--- Task inputs ---
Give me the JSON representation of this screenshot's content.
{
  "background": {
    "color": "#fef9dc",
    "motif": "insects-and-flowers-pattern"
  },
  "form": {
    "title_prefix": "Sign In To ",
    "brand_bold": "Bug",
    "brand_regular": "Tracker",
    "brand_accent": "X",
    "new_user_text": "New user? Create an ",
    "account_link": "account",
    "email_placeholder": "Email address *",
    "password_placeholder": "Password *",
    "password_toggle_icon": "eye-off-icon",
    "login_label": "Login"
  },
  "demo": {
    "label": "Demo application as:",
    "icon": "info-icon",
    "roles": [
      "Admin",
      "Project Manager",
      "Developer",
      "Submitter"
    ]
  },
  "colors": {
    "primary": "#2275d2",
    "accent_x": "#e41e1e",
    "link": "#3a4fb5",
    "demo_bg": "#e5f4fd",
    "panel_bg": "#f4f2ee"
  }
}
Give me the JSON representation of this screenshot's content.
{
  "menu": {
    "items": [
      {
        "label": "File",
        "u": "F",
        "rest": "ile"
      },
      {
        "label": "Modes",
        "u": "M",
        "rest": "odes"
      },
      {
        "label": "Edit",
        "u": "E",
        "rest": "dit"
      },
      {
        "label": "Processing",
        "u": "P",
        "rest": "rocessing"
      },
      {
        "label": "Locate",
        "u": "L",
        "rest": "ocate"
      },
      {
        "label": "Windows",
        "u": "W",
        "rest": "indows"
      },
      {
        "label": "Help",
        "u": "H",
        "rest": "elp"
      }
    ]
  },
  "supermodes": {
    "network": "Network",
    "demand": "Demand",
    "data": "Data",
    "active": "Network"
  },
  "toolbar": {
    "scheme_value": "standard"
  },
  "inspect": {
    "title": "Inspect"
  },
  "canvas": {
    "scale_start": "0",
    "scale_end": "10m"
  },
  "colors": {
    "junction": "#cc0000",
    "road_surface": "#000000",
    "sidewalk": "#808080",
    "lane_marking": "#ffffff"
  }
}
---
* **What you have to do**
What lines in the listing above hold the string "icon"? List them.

* **Solution to the exercise**
    "password_toggle_icon": "eye-off-icon",
    "icon": "info-icon",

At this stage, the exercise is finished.